By Kevin Tang
The first major hurricane of the 2017 Atlantic hurricane season, Hurricane Harvey struck the Lone Star State, inundating the area with trillions of gallons of water. It not only disrupted thousands of lives, but also it devastated the economy. The storm damaged billions of dollars' worth of property and crippled the chemical, energy, and shipping industries, leading some to call it the most expensive storm in American history, at a total of $190 billion.
Last year, Texas accounted for nearly 8 percent of American output with GDP of $1.5 trillion. The US economy was projected to grow by 2.8% before Harvey but now, it is expected to decrease by 1-1.8%.
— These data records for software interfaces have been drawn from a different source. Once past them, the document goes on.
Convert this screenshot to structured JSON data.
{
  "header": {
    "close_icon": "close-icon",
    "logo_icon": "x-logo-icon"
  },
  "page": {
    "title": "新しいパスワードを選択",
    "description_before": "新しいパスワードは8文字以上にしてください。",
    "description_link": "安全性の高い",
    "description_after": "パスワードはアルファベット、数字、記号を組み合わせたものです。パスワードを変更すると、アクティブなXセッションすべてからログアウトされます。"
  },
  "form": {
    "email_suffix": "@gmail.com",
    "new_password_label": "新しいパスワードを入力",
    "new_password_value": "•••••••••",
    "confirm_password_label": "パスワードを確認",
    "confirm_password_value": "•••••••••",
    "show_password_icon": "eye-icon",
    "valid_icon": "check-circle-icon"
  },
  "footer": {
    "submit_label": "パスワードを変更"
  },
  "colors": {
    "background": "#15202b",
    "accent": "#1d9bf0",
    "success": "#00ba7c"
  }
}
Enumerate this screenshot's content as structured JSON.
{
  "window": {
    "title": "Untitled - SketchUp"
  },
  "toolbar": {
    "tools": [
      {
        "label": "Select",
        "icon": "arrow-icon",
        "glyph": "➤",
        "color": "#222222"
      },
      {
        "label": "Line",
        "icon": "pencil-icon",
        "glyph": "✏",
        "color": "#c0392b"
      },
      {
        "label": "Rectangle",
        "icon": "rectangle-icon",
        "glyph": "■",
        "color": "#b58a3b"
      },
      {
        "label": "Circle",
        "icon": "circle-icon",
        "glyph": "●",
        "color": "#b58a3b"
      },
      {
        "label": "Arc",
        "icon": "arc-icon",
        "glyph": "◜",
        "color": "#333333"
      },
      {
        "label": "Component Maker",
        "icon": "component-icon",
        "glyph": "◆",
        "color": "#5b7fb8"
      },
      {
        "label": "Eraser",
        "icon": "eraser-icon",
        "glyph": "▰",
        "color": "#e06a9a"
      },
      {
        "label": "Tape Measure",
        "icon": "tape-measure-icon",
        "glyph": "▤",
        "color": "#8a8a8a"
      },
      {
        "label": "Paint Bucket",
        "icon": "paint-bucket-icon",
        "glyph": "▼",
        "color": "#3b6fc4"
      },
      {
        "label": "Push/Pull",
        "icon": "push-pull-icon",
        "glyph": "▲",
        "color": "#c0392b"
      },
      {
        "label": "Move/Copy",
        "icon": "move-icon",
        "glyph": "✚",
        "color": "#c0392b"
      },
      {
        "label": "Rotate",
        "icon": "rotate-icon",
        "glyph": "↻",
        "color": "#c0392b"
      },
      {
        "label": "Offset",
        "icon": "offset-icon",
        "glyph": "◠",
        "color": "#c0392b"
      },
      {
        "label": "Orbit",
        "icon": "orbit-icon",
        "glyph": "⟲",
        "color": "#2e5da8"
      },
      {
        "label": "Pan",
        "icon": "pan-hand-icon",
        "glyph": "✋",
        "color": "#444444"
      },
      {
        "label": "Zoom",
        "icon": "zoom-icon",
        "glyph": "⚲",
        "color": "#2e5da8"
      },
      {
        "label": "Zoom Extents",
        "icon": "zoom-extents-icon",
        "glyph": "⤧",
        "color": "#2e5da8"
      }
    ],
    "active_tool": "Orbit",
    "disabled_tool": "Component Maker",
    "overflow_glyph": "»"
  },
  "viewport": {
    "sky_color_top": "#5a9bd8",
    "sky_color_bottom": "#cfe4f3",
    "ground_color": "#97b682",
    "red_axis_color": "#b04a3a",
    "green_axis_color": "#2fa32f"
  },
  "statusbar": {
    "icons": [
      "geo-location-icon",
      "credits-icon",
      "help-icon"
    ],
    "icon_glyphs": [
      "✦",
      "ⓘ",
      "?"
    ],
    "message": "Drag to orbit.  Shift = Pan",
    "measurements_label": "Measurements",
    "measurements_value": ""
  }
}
Most of the losses were due to damaged uninsured property. In situations like these, after natural disasters, it is common to see more unemployed people who are willing to help rebuild; however, Texas is a special exception. In Texas, a disproportionate amount of the construction workforce is comprised of illegal immigrants. Due to the state's harsher stance on immigration, many would not help rebuild for worry about deportation. This not only spells longer reconstruction times but also a longer time for Texas's economy to bounce back. Without the necessary infrastructure, the affected industries cannot operate properly and contribute to the state's already declining economy.
Furthermore, the cuts in Texas's manufacturing capacity in 2008 have dire consequences today as there is a shortage of building materials. Due to these factors, investors are wary and prudent, therefore unwilling to help out. This stinginess will only elongate the time needed to rebuild.
Ultimately, the oil industry is taking a big hit. While it used to account for 24% of America's oil, Texas was forced to shut down its facilities recently. This both exacerbated the unemployment problem within the state and increased gas prices across the entire country. "It may take weeks for refineries to repair and replace damaged equipment, " Mr. Dye, a chief economist at Comerica Bank, said. "Port facilities have also been damaged, and this may result in an export bottleneck." Until Texas's infrastructure is rebuilt, all Americans' will directly see the impact of Harvey through their gas prices.
Those not in Texas still face the broader ramifications. The hurricane toppled thousands of bridges and ruined major freeways. A month later, transportation is still at a standstill as road closures persist, lengthening what would be short commutes by hours. Only with continued funding from FEMA and help from other organizations can Texas recover.